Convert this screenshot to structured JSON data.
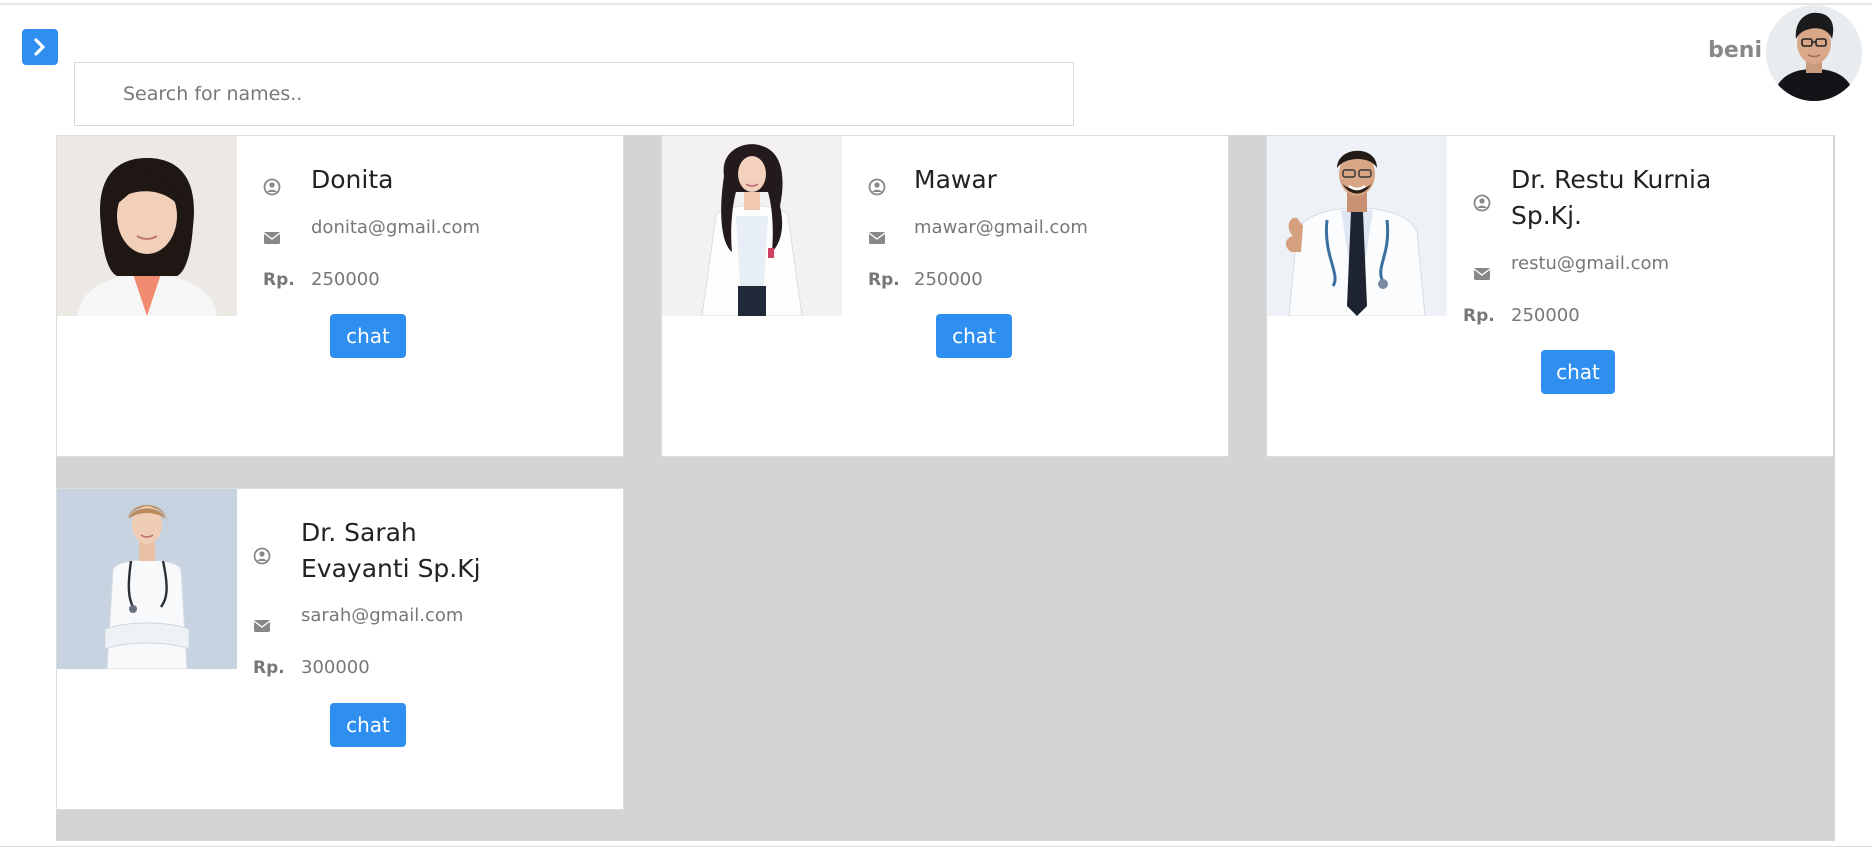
{
  "header": {
    "search_placeholder": "Search for names..",
    "user_name": "beni"
  },
  "doctors": [
    {
      "name": "Donita",
      "email": "donita@gmail.com",
      "price_label": "Rp.",
      "price": "250000",
      "chat_label": "chat"
    },
    {
      "name": "Mawar",
      "email": "mawar@gmail.com",
      "price_label": "Rp.",
      "price": "250000",
      "chat_label": "chat"
    },
    {
      "name": "Dr. Restu Kurnia Sp.Kj.",
      "email": "restu@gmail.com",
      "price_label": "Rp.",
      "price": "250000",
      "chat_label": "chat"
    },
    {
      "name": "Dr. Sarah Evayanti Sp.Kj",
      "email": "sarah@gmail.com",
      "price_label": "Rp.",
      "price": "300000",
      "chat_label": "chat"
    }
  ],
  "icons": {
    "toggle": "chevron-right-icon",
    "name": "user-circle-icon",
    "email": "envelope-icon"
  },
  "colors": {
    "accent": "#2f8ff0",
    "grid_background": "#d4d4d4"
  }
}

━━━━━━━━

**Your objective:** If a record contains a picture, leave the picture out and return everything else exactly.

**Answer box:**
Convert this screenshot to structured JSON data.
{
  "header": {
    "search_placeholder": "Search for names..",
    "user_name": "beni"
  },
  "doctors": [
    {
      "name": "Donita",
      "email": "donita@gmail.com",
      "price_label": "Rp.",
      "price": "250000",
      "chat_label": "chat"
    },
    {
      "name": "Mawar",
      "email": "mawar@gmail.com",
      "price_label": "Rp.",
      "price": "250000",
      "chat_label": "chat"
    },
    {
      "name": "Dr. Restu Kurnia Sp.Kj.",
      "email": "restu@gmail.com",
      "price_label": "Rp.",
      "price": "250000",
      "chat_label": "chat"
    },
    {
      "name": "Dr. Sarah Evayanti Sp.Kj",
      "email": "sarah@gmail.com",
      "price_label": "Rp.",
      "price": "300000",
      "chat_label": "chat"
    }
  ],
  "icons": {
    "toggle": "chevron-right-icon",
    "name": "user-circle-icon",
    "email": "envelope-icon"
  },
  "colors": {
    "accent": "#2f8ff0",
    "grid_background": "#d4d4d4"
  }
}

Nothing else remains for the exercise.